## Information
————

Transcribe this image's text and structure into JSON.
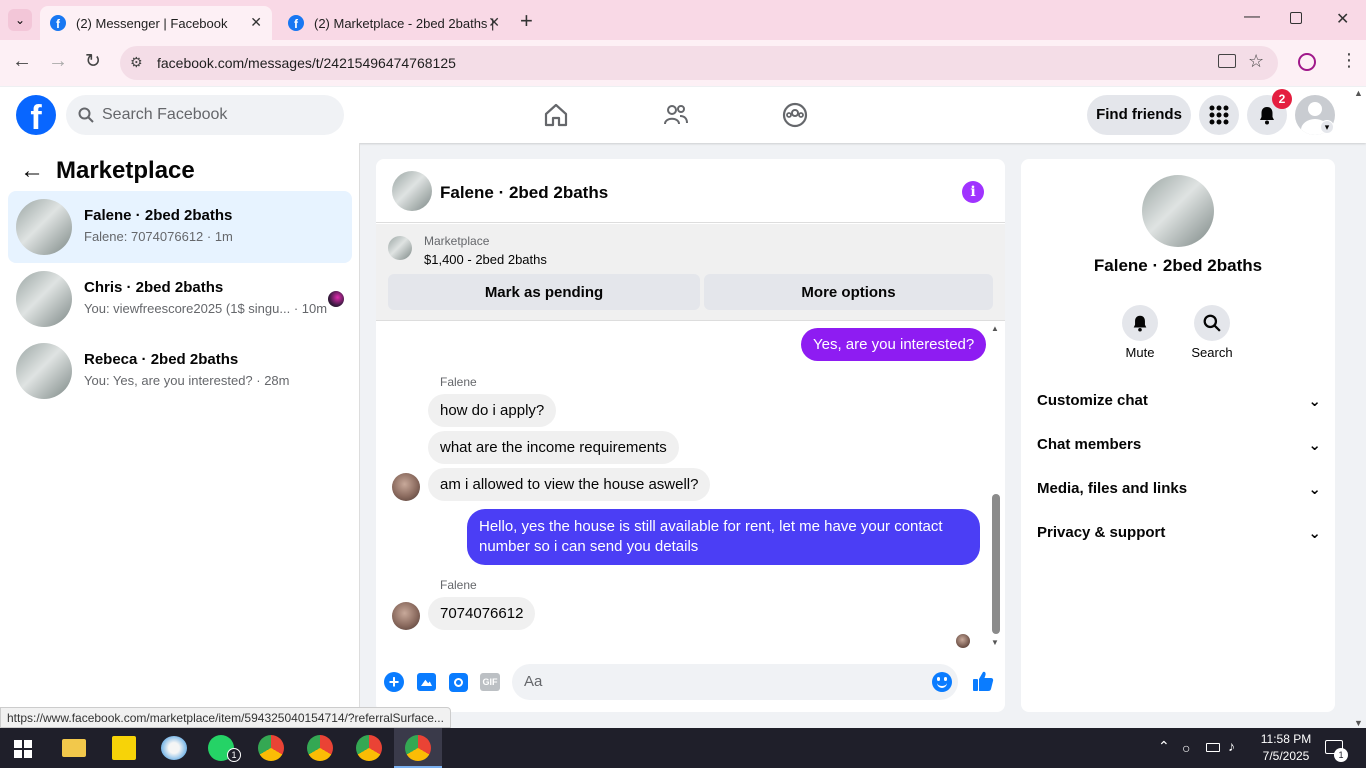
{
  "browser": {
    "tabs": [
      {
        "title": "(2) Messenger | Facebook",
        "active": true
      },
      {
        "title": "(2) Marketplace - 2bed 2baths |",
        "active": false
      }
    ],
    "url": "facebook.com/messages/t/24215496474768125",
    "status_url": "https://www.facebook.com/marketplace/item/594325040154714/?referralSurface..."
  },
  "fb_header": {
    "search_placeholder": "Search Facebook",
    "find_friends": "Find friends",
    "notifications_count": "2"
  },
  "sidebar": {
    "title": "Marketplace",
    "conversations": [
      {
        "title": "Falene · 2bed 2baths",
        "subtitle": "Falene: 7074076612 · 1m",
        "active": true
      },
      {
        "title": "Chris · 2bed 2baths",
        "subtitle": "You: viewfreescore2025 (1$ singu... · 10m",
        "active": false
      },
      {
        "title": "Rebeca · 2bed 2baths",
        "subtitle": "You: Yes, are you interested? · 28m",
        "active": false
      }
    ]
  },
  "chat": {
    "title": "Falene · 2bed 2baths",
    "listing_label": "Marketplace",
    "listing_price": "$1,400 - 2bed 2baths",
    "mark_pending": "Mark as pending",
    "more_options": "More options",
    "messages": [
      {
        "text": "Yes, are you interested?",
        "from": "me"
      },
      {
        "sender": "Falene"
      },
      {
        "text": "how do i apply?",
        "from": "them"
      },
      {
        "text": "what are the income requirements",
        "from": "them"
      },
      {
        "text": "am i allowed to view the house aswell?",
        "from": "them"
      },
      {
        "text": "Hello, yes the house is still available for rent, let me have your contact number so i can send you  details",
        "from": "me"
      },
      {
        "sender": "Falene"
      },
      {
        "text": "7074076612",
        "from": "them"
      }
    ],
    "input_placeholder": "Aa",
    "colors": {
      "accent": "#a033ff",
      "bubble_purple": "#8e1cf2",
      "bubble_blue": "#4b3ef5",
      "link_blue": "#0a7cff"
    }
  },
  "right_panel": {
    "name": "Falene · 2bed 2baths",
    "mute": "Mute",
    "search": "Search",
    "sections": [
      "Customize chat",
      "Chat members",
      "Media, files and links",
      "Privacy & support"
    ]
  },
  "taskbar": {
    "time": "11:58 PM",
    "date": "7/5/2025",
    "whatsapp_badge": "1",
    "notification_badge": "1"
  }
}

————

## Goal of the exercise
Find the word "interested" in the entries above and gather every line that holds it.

## Response
        "subtitle": "You: Yes, are you interested? · 28m",
        "text": "Yes, are you interested?",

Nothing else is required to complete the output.